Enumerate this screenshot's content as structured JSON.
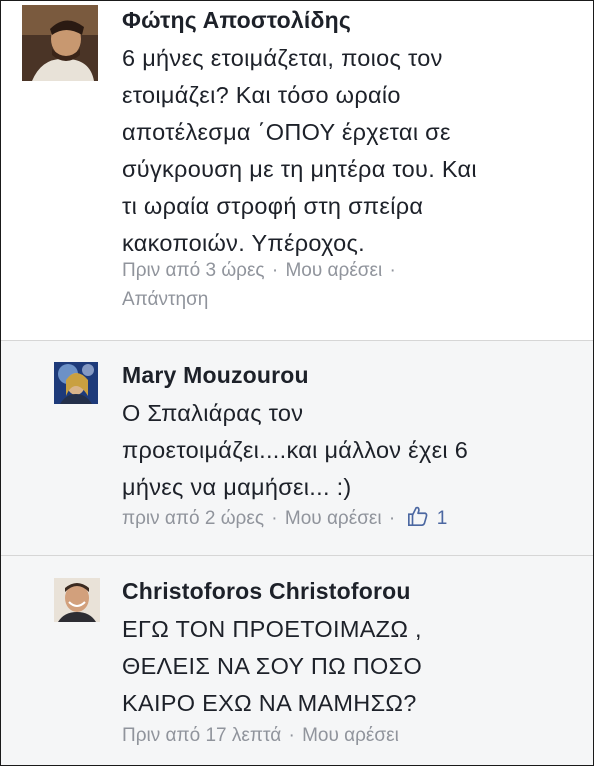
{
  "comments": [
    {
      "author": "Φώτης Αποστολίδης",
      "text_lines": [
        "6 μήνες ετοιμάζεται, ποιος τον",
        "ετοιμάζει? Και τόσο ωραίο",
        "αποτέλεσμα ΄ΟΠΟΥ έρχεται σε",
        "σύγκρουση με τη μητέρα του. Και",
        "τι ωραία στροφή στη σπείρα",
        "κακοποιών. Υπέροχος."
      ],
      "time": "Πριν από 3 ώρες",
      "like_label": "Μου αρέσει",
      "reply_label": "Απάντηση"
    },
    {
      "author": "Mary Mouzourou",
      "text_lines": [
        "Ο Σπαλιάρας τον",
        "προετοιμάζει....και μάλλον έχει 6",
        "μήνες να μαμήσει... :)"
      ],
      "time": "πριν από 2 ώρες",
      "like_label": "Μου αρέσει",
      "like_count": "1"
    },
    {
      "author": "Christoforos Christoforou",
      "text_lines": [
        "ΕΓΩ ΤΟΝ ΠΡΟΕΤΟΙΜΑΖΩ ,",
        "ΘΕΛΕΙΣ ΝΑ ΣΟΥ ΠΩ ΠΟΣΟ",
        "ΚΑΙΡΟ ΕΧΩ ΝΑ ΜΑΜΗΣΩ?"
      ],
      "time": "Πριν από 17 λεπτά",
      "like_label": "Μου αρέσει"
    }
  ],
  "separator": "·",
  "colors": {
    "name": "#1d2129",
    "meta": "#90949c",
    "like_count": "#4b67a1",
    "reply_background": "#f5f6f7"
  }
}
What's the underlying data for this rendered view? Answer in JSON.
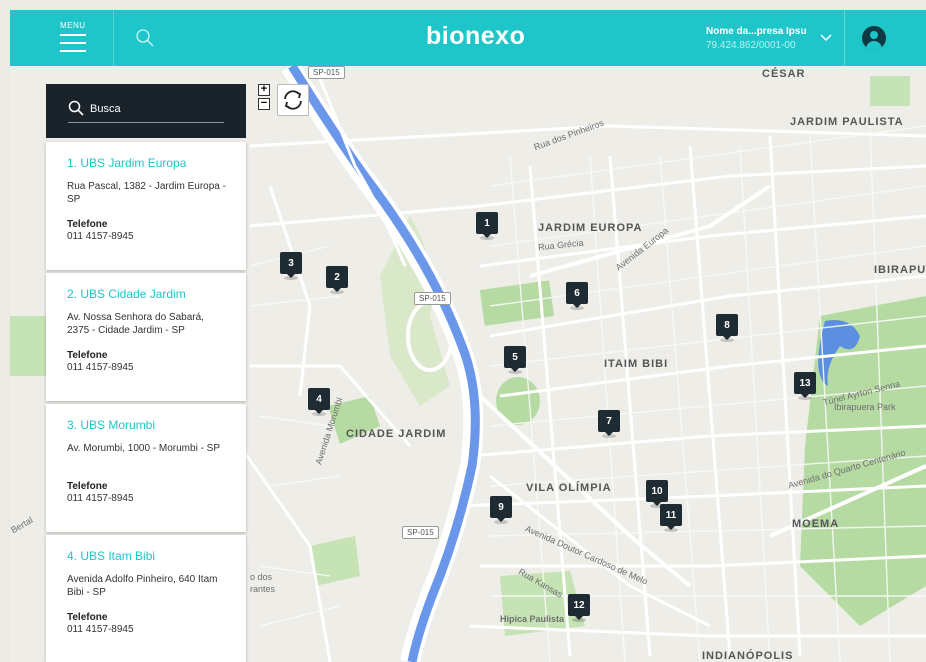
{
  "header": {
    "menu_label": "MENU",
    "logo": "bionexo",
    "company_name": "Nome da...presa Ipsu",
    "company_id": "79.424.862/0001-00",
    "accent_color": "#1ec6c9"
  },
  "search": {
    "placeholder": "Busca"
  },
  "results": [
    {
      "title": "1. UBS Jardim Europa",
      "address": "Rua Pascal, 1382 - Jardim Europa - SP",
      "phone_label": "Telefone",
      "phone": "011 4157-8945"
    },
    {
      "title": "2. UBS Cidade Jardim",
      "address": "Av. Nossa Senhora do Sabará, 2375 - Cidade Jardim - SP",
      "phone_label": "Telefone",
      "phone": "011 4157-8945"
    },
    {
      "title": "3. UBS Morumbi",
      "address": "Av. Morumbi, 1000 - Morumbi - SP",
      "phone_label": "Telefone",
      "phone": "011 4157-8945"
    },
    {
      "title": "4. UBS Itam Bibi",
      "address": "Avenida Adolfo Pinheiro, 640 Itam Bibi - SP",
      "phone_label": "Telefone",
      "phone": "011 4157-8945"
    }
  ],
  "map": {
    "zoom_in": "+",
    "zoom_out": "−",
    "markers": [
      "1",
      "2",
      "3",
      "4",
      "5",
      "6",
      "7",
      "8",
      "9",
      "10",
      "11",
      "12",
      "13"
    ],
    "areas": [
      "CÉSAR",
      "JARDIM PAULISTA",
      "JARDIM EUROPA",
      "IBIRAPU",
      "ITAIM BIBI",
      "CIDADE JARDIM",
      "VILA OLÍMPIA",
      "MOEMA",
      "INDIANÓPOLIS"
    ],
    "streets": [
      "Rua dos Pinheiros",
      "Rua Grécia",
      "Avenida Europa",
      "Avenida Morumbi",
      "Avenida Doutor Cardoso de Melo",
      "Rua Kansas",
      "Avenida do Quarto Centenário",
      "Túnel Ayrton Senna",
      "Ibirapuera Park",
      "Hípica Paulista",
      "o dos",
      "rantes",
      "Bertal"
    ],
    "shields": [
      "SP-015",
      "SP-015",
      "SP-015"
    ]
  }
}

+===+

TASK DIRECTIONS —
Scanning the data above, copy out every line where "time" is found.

COMPLETED EXERCISE —
      "time": "Πριν από 3 ώρες",
      "time": "πριν από 2 ώρες",
      "time": "Πριν από 17 λεπτά",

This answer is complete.